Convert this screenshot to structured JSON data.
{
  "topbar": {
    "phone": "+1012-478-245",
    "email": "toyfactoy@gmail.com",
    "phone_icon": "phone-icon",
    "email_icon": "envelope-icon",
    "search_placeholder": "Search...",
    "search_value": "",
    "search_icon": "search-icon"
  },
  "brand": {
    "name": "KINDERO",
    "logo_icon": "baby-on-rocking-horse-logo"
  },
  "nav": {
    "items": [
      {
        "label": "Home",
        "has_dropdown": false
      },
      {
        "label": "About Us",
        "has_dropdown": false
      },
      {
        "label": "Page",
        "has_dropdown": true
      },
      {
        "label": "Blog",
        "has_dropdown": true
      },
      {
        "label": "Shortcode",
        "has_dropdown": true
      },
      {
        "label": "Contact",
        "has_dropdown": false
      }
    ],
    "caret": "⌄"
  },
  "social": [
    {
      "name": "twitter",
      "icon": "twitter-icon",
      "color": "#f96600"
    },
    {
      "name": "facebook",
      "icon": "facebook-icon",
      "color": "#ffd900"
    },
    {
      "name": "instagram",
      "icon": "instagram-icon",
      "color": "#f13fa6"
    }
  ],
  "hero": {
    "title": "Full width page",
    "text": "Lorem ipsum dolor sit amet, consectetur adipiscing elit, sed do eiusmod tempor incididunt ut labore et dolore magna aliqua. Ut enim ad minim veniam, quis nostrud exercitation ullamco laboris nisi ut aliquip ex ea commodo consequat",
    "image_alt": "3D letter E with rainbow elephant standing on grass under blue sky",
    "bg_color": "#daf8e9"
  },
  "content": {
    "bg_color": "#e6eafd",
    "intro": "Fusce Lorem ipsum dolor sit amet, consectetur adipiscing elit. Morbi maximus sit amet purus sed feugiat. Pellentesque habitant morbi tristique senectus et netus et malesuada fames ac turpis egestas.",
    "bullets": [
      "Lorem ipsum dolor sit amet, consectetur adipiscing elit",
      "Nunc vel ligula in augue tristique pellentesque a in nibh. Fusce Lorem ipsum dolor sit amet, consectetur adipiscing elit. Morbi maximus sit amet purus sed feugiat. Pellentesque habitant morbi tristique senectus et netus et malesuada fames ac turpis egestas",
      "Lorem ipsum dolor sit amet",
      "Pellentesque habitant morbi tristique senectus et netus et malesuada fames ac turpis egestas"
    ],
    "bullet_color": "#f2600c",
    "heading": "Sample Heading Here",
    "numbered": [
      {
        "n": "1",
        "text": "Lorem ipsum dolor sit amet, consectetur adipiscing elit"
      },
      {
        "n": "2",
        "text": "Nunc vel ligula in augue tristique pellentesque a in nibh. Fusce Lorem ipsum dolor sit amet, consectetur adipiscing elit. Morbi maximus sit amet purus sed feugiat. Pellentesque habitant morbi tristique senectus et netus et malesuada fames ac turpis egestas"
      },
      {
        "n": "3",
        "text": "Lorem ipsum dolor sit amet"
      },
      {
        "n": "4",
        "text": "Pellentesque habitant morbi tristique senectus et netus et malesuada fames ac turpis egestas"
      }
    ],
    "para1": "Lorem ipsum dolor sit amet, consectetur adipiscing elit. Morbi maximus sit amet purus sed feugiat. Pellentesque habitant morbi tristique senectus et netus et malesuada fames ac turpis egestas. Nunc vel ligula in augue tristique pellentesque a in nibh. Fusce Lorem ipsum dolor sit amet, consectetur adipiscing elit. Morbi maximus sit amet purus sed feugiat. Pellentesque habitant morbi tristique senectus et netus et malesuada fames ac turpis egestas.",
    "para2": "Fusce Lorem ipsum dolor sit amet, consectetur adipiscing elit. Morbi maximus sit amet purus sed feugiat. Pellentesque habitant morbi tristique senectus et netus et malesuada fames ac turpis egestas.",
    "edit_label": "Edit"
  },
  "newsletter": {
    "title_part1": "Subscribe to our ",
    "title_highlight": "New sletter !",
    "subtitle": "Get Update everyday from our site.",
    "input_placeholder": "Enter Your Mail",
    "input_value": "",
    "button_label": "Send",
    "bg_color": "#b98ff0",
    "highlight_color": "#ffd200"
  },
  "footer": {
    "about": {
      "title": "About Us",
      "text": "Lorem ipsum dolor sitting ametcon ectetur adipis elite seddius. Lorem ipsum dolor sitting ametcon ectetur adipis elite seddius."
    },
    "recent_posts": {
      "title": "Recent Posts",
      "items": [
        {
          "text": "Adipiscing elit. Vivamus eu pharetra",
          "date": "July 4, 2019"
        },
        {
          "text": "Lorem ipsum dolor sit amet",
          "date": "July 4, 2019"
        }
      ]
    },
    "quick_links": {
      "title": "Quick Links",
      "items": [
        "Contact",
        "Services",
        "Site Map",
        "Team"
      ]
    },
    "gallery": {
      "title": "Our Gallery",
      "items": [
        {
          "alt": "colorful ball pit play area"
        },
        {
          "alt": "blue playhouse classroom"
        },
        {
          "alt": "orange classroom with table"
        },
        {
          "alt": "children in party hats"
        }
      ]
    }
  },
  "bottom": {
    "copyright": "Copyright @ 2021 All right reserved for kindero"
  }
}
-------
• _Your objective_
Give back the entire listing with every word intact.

• _Answer area_
Convert this screenshot to structured JSON data.
{
  "topbar": {
    "phone": "+1012-478-245",
    "email": "toyfactoy@gmail.com",
    "phone_icon": "phone-icon",
    "email_icon": "envelope-icon",
    "search_placeholder": "Search...",
    "search_value": "",
    "search_icon": "search-icon"
  },
  "brand": {
    "name": "KINDERO",
    "logo_icon": "baby-on-rocking-horse-logo"
  },
  "nav": {
    "items": [
      {
        "label": "Home",
        "has_dropdown": false
      },
      {
        "label": "About Us",
        "has_dropdown": false
      },
      {
        "label": "Page",
        "has_dropdown": true
      },
      {
        "label": "Blog",
        "has_dropdown": true
      },
      {
        "label": "Shortcode",
        "has_dropdown": true
      },
      {
        "label": "Contact",
        "has_dropdown": false
      }
    ],
    "caret": "⌄"
  },
  "social": [
    {
      "name": "twitter",
      "icon": "twitter-icon",
      "color": "#f96600"
    },
    {
      "name": "facebook",
      "icon": "facebook-icon",
      "color": "#ffd900"
    },
    {
      "name": "instagram",
      "icon": "instagram-icon",
      "color": "#f13fa6"
    }
  ],
  "hero": {
    "title": "Full width page",
    "text": "Lorem ipsum dolor sit amet, consectetur adipiscing elit, sed do eiusmod tempor incididunt ut labore et dolore magna aliqua. Ut enim ad minim veniam, quis nostrud exercitation ullamco laboris nisi ut aliquip ex ea commodo consequat",
    "image_alt": "3D letter E with rainbow elephant standing on grass under blue sky",
    "bg_color": "#daf8e9"
  },
  "content": {
    "bg_color": "#e6eafd",
    "intro": "Fusce Lorem ipsum dolor sit amet, consectetur adipiscing elit. Morbi maximus sit amet purus sed feugiat. Pellentesque habitant morbi tristique senectus et netus et malesuada fames ac turpis egestas.",
    "bullets": [
      "Lorem ipsum dolor sit amet, consectetur adipiscing elit",
      "Nunc vel ligula in augue tristique pellentesque a in nibh. Fusce Lorem ipsum dolor sit amet, consectetur adipiscing elit. Morbi maximus sit amet purus sed feugiat. Pellentesque habitant morbi tristique senectus et netus et malesuada fames ac turpis egestas",
      "Lorem ipsum dolor sit amet",
      "Pellentesque habitant morbi tristique senectus et netus et malesuada fames ac turpis egestas"
    ],
    "bullet_color": "#f2600c",
    "heading": "Sample Heading Here",
    "numbered": [
      {
        "n": "1",
        "text": "Lorem ipsum dolor sit amet, consectetur adipiscing elit"
      },
      {
        "n": "2",
        "text": "Nunc vel ligula in augue tristique pellentesque a in nibh. Fusce Lorem ipsum dolor sit amet, consectetur adipiscing elit. Morbi maximus sit amet purus sed feugiat. Pellentesque habitant morbi tristique senectus et netus et malesuada fames ac turpis egestas"
      },
      {
        "n": "3",
        "text": "Lorem ipsum dolor sit amet"
      },
      {
        "n": "4",
        "text": "Pellentesque habitant morbi tristique senectus et netus et malesuada fames ac turpis egestas"
      }
    ],
    "para1": "Lorem ipsum dolor sit amet, consectetur adipiscing elit. Morbi maximus sit amet purus sed feugiat. Pellentesque habitant morbi tristique senectus et netus et malesuada fames ac turpis egestas. Nunc vel ligula in augue tristique pellentesque a in nibh. Fusce Lorem ipsum dolor sit amet, consectetur adipiscing elit. Morbi maximus sit amet purus sed feugiat. Pellentesque habitant morbi tristique senectus et netus et malesuada fames ac turpis egestas.",
    "para2": "Fusce Lorem ipsum dolor sit amet, consectetur adipiscing elit. Morbi maximus sit amet purus sed feugiat. Pellentesque habitant morbi tristique senectus et netus et malesuada fames ac turpis egestas.",
    "edit_label": "Edit"
  },
  "newsletter": {
    "title_part1": "Subscribe to our ",
    "title_highlight": "New sletter !",
    "subtitle": "Get Update everyday from our site.",
    "input_placeholder": "Enter Your Mail",
    "input_value": "",
    "button_label": "Send",
    "bg_color": "#b98ff0",
    "highlight_color": "#ffd200"
  },
  "footer": {
    "about": {
      "title": "About Us",
      "text": "Lorem ipsum dolor sitting ametcon ectetur adipis elite seddius. Lorem ipsum dolor sitting ametcon ectetur adipis elite seddius."
    },
    "recent_posts": {
      "title": "Recent Posts",
      "items": [
        {
          "text": "Adipiscing elit. Vivamus eu pharetra",
          "date": "July 4, 2019"
        },
        {
          "text": "Lorem ipsum dolor sit amet",
          "date": "July 4, 2019"
        }
      ]
    },
    "quick_links": {
      "title": "Quick Links",
      "items": [
        "Contact",
        "Services",
        "Site Map",
        "Team"
      ]
    },
    "gallery": {
      "title": "Our Gallery",
      "items": [
        {
          "alt": "colorful ball pit play area"
        },
        {
          "alt": "blue playhouse classroom"
        },
        {
          "alt": "orange classroom with table"
        },
        {
          "alt": "children in party hats"
        }
      ]
    }
  },
  "bottom": {
    "copyright": "Copyright @ 2021 All right reserved for kindero"
  }
}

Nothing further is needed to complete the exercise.